EXERCISE DIRECTIONS
Where a line below holds the string "Serviços", that line goes into the answer.

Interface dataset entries
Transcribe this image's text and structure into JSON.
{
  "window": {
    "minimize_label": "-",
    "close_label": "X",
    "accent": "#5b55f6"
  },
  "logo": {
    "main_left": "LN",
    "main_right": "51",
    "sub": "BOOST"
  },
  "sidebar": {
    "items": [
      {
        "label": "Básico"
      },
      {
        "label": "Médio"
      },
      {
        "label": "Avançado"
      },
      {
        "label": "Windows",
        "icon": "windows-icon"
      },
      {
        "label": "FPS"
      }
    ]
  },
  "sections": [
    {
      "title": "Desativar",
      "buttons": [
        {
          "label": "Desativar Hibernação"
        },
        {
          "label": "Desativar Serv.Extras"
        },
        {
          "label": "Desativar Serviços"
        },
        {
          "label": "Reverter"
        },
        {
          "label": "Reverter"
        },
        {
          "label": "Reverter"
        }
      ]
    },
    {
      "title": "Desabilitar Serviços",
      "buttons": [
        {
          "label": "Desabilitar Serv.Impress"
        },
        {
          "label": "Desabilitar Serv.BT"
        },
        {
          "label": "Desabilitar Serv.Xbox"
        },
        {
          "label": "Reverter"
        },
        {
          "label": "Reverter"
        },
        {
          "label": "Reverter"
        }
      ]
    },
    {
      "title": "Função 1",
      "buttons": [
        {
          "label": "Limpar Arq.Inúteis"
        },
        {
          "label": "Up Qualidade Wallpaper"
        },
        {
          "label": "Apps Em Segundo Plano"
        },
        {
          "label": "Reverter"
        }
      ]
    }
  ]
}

OUTPUT FOR THIS EXERCISE
          "label": "Desativar Serviços"
      "title": "Desabilitar Serviços",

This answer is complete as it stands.